Transparency International report warns of corruption risks in Czech arms trade

Filip Pospisil, foto: Pavla Horakova

A report published last week by the Working Group on Arms Trade Control — a non-governmental team of experts led by the Czech branch of the global corruption watchdog Transparency International — points to a number of "risk factors" in Czech legislation and oversight which leave this country's arms trade open to corruption.

Filip Pospisil,  foto: Pavla Horakova
Filip Pospisil is the Working Group's expert on arms trade control.

"This report highlights, according to our opinion, the main loopholes or gaps in the institutional control over the arms trade, what we see as the main problems in this area. That is especially the Czech Act on Public Procurement because the main part of Czech arms trade is created by the military procurement for the Czech army."

The former Czechoslovakia used to be a world leader in the production and export of armaments. Since 1989, the weapons industry has declined but the Czech Republic is still a significant arms exporter.

"The Czech Republic is also an exporter of arms, especially in small arms and light weapons. In other areas of arms export there was a huge decrease, so it could be said that the Czech Republic is no longer as important a player on the world arms market.
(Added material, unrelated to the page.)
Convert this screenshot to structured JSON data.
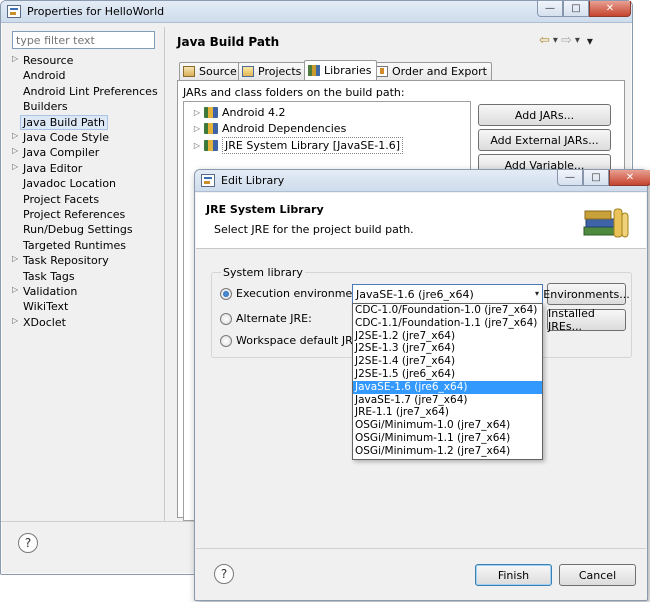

But still the shortcomings, problems or loopholes in Czech legislation concerning arms export may create really problematic situations, especially while, for instance, Czech law doesn't have sufficient mechanisms to prevent re-export of Czech arms. So it is possible for Czech arms [to be re-exported to third countries]. And there were many, let's say scandals, in recent years when Czech arms ended up in crisis areas of the world."

There have been cases in the past when Czech arms, including the infamous plastic explosive Semtex, ended up in the wrong hands, for example in countries facing United Nations' arms embargoes. I asked Mr Pospisil of the Transparency International Working Group, to give a few examples of recent cases when Czech arms ended up in areas of conflict.

Transparency International
"In our report we mention the export of Czech light arms to Zimbabwe, Czech heavy arms to Sri Lanka, and also exports of heavy armoury to Yemen. Those trades were executed by Czech private companies that sought a licence and received the licence from the Czech authorities for those deals."

The European Union Code of Conduct on Arms Exports prohibits member states from granting export licences to sell weapons to countries where "internal oppression" exists or where the situation is highly volatile. Export licences also cannot be granted if there is a risk that the weapons sold will then be re-exported to an undesirable recipient.

"For the cases of re-export there were many reports but most of them impossible to confirm because this issue is traditionally completely surrounded by secrecy. There were scandals of the attempts to export Czech arms to Eritrea and the Democratic Republic of Congo. There again was the origin of the arms, of the surplus weapons of the Czech Army. Then it came to the Czech dealers and there was an attempt to divert those arms from the destinations that they were originally licensed for to the countries I mentioned."

The Transparency International report also warns of corruption risk factors in public procurement policy. It sees significant shortcomings in the Public Procurement Act, and points to the secrecy surrounding individual contracts and the obscurity of offsets offered by the arms producers as especially problematic.

Filip Pospisil spoke of the most notorious case in the Czech Republic in this regard: This year the government approved the lease of 14 JAS 39-Gripen supersonic fighter jets from the British-Swedish consortium of BAE-Saab but did not disclose the criteria according to which the multi-billion dollar deal had been made.

"There was a really fierce debate in the Czech Republic about the purchase of the Gripen air-fighters so we also mentioned this case [in the report] which is an example of non-transparent business and which appears to have many signs or many characteristics of a risky business that possesses the risk of corruption."

The Transparency report also points with concern to the so-called "revolving door syndrome"— cases of former high-ranking military officers "retiring" to jobs in private companies in related fields. The report also criticises deficient parliamentary control and insufficient public control over the arms trade in the Czech Republic.

The Working Group has spelt out a number of key recommendations that the report's authors say would go a long way towards combating corruption in the arms trade. Filip Pospisil again.

"As a part of our report, there is a section of conclusions and recommendations. We mention about six main steps which we would consider important for the lowering of the risk of the corruption in the arms trade in the Czech Republic. One of the most important steps is the amendment of the Public Procurement Act currently in place, which is an insufficient and bad piece of legislation. We want more transparency and simplification of the selection process for the procurement of arms. We want public access to the information on public subsidies for research and development and for the sale of arms. That might be the main important points."